Statistical Benefits of Choices from Subsets
Social Science Research Network
Marketers often analyze multinomial choice from a set of branded products to learn about demand. Given a set of brands to study, the authors analyze three reasons why choices from strict subsets of the brands can contain more statistical information about demand than choices from all the brands in the study: First, making choices from smaller subsets is easier, so it is possible to use more choice tasks when the choice data come from a choice-based conjoint survey. Second, choices from subsets
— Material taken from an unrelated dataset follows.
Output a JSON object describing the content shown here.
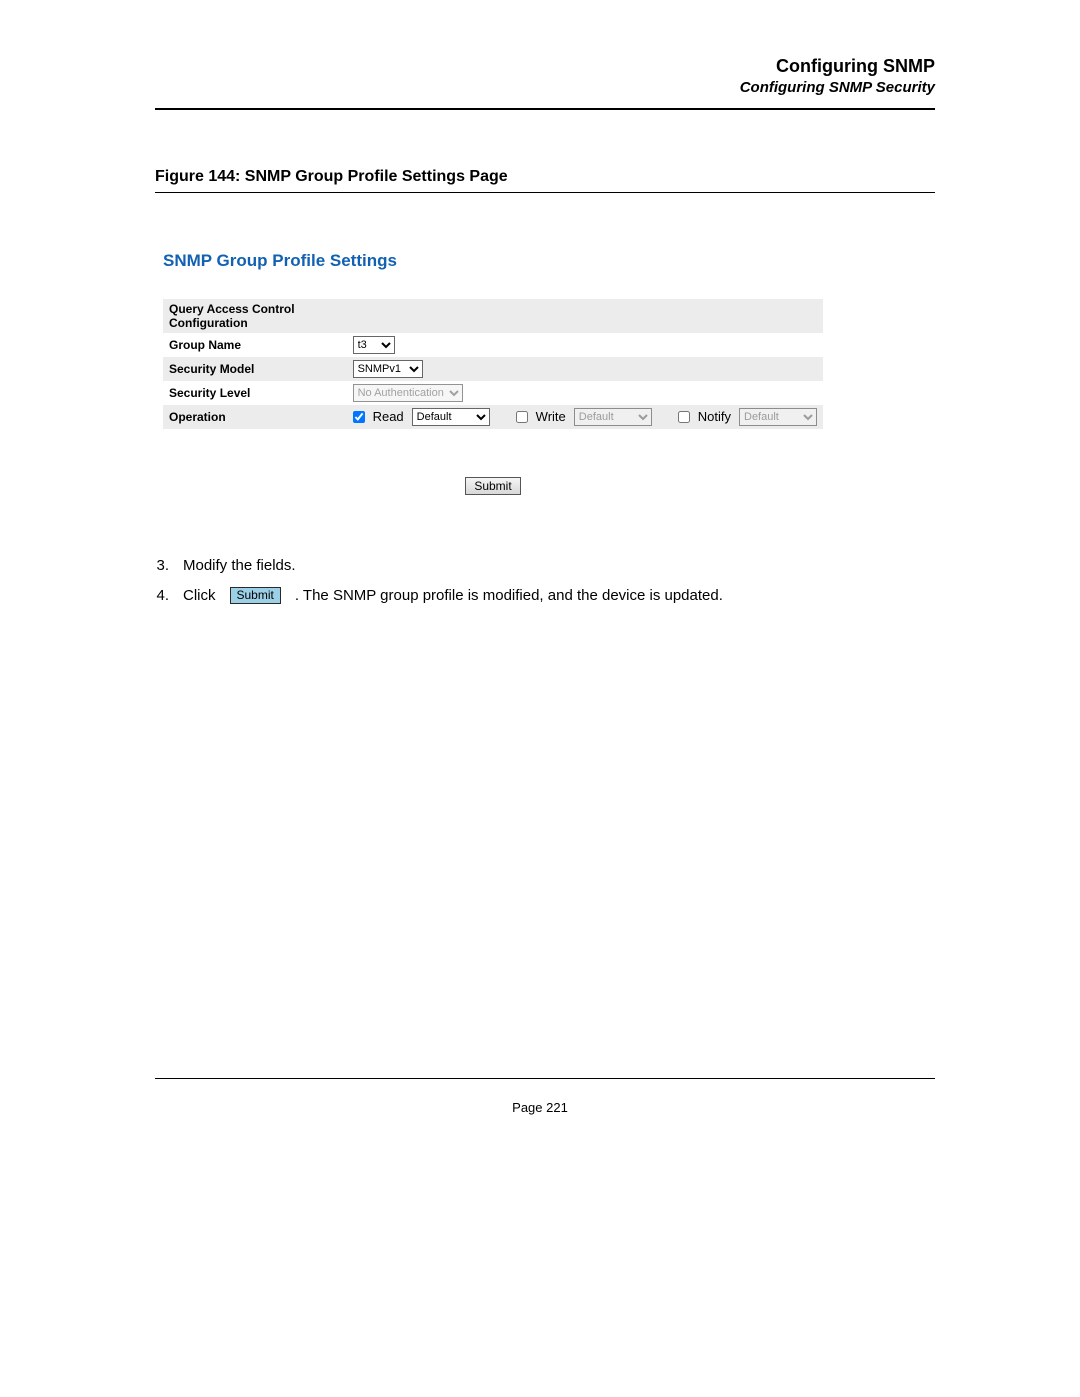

... oices from subsets of brands better identify and more accurately estimate the covariance structure of unobserved utility shocks associated with brands. Third, subsets automatically balance the brand shares when some of the brands are less popular than others. The authors demonstrate these three benefits of subsets using a mixture of analytical results and numerical simulations and provide implications for the design of choice-based conjoint analyses. They find that the optimal subset size depends on the model, the number of brands in the study, and the designer's resource constraint. In addition to showing that subsets can be beneficial, this article provides a simulation methodology that helps designers pick the best subset size for their setting.